This lengthy, almost epic, novel begins with a five year old girl, Dolly, hiding in a small hut with her mom as a revolution is swelling, fought and brutally put down. The Caribbean island of Montserrat is only the first setting for the true story of an ISLAND QUEEN. Dorothy Kirwan Thomas is next shown to us as a mature, wealthy lady, sipping from the best cups while she arranges to have her granddaughter schooled in England.
The daughter of an often absent Irish planter and a slave mother, Dolly learned fast about hard work. She didn’t have to labour in the harsh sugarcane plantation, but women had to work around houses and that brought her to the attention of her new master, John Coseveldt Cells. The accepted style of living was that the men had a family in Europe and another, unacknowledged, family in the West Indies. The eighteenth century shows us changes of colonial rulers, from French to Dutch to British, and Dolly could not depend on any man. A cruel, resentful half-brother Nicholas caused her to flee with her younger sister to Demerara, another sugar plantation.
I enjoy seeing the ordinary lives of the women; milliners, market stall holders, embroiderers and pot makers. They were able to earn, so they might hope to buy their freedom one day. We are shown the process, written documents, legal witnesses of standing, agreement of the fee, and the fact that Dolly had to prove she was spending her own money, not a loan – as the loaner of money would then own the person she was trying to free. The price was called manumission, but the slaves spoke of it as paying their ransom. Dolly had to develop proper businesses, starting with trading handmade goods and moving on to training domestic staff, because her family kept increasing, and she wanted to free everyone, including her mother. I have to wonder why nobody else was contributing, as that would have sped up the process.
We also visit Dominica and Barbados, revolution seldom far away during the eighteenth century. The turmoil of the West Indies is not often described in historical novels, but thanks to the real-life story of Dorothy Kirwan Thomas, as told by Vanessa Riley, I have a much better understanding. Even when she travels to England, as a business woman, Dolly is not able to stop fighting. The new overlords want to impose a tax on free women of colour, which just seems like resentment and greed to me. ISLAND QUEEN is fascinating reading and combines history, geography and personality in one great big bittersweet book.
A remarkable, sweeping historical novel based on the incredible true life story of Dorothy Kirwan Thomas, a free woman of color who rose from slavery to become one of the wealthiest and most powerful landowners in the colonial West Indies.

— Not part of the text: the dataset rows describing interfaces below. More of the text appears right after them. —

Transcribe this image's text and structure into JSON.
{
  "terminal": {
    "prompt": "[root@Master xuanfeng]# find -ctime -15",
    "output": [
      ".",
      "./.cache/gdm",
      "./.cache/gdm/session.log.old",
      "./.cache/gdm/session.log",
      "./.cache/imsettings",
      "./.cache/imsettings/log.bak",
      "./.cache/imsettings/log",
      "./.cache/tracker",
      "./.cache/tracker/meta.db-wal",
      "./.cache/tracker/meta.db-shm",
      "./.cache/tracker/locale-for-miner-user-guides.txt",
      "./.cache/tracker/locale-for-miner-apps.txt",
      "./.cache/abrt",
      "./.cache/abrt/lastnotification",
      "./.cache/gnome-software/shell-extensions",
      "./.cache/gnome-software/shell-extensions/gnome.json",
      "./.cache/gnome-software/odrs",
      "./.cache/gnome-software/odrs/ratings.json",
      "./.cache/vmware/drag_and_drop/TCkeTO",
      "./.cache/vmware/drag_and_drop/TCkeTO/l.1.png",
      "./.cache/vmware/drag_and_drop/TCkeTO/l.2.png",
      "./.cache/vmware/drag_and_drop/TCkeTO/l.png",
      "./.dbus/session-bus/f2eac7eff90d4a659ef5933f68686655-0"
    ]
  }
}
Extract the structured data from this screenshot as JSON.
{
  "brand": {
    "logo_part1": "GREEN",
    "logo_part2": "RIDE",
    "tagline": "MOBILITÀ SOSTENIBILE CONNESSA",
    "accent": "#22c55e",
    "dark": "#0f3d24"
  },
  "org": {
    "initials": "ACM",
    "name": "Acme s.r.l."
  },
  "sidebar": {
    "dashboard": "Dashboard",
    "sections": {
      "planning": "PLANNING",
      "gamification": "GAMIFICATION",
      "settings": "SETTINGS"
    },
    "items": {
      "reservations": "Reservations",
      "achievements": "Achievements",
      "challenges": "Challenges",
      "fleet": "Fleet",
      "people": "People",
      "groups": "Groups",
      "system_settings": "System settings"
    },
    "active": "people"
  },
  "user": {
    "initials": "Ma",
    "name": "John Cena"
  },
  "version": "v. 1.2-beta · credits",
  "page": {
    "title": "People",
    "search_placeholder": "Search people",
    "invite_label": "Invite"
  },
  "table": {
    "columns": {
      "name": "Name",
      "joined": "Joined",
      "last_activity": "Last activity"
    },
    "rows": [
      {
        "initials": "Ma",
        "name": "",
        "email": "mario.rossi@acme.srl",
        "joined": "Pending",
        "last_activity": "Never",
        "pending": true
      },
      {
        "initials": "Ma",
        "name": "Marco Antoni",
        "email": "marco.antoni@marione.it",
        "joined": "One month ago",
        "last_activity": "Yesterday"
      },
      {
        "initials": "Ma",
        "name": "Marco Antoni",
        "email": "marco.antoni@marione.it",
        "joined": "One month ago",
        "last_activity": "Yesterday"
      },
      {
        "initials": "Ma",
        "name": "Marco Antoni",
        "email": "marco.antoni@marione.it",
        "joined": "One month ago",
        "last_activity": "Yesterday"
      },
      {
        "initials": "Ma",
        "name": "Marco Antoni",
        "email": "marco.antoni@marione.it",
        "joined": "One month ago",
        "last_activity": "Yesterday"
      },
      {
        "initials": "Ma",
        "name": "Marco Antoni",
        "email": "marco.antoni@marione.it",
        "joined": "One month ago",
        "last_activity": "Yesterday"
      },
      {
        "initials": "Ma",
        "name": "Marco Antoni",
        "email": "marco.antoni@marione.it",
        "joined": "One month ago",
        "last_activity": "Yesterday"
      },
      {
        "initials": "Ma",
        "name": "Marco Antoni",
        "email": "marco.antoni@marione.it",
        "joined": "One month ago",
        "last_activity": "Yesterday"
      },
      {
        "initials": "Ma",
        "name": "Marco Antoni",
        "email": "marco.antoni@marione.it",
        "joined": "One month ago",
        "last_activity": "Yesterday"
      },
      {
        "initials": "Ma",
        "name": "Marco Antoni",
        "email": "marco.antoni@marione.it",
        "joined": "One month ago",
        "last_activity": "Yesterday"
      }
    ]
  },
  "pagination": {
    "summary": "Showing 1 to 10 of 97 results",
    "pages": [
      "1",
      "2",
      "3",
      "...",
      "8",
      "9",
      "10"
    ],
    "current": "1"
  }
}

Born into slavery on the tiny Caribbean island of Monserrat, Doll bought her freedom—and that of her sister and her mother—from her Irish planter father and built a legacy of wealth and power as an entrepreneur, merchant, hotelier, and planter that extended from the marketplaces and sugar plantations of Dominica and Barbados to a glittering luxury hotel in Demerara on the South American continent.
Vanessa Riley’s novel brings Doll to vivid life as she rises above the harsh realities of slavery and colonialism by working the system and leveraging the competing attentions of the men in her life: a restless shipping merchant, Joseph Thomas; a wealthy planter hiding a secret, John Coseveldt Cells; and a roguish naval captain who will later become King William IV of England.
From the bustling port cities of the West Indies to the forbidding drawing rooms of London’s elite, Island Queen is a sweeping epic of an adventurer and a survivor who answered to no one but herself as she rose to power and autonomy against all odds, defying rigid eighteenth-century morality and the oppression of women as well as people of color. It is an unforgettable portrait of a true larger-than-life woman who made her mark on history.